§ **Assigned task**: Scan the entries below for the string "name" and copy every line where it turns up.
**** Supplied records ****
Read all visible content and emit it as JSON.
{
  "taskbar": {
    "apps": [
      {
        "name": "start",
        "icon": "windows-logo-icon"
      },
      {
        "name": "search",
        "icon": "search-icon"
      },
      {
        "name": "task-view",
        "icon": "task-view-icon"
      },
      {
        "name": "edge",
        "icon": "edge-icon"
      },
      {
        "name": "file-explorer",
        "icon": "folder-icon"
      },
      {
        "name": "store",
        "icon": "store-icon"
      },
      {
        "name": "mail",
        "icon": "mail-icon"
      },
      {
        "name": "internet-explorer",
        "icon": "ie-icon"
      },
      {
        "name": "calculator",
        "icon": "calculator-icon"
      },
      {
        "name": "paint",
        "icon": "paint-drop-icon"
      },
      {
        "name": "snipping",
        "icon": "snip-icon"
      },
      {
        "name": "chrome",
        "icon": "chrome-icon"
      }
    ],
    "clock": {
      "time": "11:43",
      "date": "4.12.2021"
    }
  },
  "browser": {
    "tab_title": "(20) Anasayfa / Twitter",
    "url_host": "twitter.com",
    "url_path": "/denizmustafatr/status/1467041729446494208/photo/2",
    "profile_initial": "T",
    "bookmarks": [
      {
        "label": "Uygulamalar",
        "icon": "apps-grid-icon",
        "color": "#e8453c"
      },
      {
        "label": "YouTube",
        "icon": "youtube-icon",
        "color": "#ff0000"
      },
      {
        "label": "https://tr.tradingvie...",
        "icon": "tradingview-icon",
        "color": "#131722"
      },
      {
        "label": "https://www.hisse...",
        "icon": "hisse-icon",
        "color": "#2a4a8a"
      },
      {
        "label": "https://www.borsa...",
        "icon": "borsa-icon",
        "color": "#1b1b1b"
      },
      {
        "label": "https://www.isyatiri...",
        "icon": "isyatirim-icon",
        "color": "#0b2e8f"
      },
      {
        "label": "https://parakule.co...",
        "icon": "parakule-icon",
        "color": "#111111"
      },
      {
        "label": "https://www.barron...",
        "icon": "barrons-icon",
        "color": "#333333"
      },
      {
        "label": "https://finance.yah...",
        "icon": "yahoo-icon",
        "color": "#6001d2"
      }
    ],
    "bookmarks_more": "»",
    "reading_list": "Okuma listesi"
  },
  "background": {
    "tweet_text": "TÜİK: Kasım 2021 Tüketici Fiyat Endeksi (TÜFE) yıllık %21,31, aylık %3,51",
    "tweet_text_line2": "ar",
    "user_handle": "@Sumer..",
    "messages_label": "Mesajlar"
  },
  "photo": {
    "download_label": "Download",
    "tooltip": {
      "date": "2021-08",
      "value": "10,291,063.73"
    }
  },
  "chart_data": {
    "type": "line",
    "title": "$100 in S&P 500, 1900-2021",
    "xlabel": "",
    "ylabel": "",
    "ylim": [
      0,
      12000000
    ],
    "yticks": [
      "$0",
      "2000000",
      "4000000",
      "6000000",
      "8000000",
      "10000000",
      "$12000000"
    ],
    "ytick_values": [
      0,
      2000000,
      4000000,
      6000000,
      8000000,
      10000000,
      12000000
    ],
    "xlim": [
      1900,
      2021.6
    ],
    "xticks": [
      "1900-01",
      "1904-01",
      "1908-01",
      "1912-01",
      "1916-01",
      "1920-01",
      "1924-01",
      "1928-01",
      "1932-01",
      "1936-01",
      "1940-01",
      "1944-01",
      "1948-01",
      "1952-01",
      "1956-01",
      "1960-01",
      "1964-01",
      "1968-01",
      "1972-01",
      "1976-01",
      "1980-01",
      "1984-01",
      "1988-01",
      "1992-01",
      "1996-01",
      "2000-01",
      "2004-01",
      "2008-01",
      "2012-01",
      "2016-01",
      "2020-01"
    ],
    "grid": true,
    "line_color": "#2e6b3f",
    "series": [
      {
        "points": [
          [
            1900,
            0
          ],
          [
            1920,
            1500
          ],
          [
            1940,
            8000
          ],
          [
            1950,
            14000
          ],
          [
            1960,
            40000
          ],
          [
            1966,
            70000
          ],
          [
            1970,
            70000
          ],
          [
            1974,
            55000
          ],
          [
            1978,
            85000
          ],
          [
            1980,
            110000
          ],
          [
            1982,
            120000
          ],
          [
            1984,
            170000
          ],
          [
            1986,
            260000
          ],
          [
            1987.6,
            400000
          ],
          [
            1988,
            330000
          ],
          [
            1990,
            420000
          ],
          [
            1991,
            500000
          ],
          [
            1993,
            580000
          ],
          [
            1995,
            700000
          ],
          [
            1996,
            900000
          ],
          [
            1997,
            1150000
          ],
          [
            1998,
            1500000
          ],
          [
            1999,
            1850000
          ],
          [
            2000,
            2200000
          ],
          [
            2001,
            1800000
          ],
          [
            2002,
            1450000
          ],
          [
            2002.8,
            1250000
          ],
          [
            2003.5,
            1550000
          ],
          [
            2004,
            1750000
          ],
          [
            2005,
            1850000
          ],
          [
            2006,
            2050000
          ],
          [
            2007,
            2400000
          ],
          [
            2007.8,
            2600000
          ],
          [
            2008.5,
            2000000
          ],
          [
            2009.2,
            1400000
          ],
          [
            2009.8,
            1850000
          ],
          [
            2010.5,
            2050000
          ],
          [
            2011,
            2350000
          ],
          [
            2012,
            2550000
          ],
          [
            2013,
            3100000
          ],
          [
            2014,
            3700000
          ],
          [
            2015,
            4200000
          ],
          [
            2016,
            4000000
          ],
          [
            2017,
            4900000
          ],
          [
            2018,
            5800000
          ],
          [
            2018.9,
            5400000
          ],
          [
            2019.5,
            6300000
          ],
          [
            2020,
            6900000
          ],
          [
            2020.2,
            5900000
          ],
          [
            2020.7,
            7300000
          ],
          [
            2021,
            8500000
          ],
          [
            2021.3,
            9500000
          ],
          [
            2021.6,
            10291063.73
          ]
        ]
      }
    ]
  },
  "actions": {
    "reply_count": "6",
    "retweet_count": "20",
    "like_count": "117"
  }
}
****
§ **Solution for this problem**:
        "name": "start",
        "name": "search",
        "name": "task-view",
        "name": "edge",
        "name": "file-explorer",
        "name": "store",
        "name": "mail",
        "name": "internet-explorer",
        "name": "calculator",
        "name": "paint",
        "name": "snipping",
        "name": "chrome",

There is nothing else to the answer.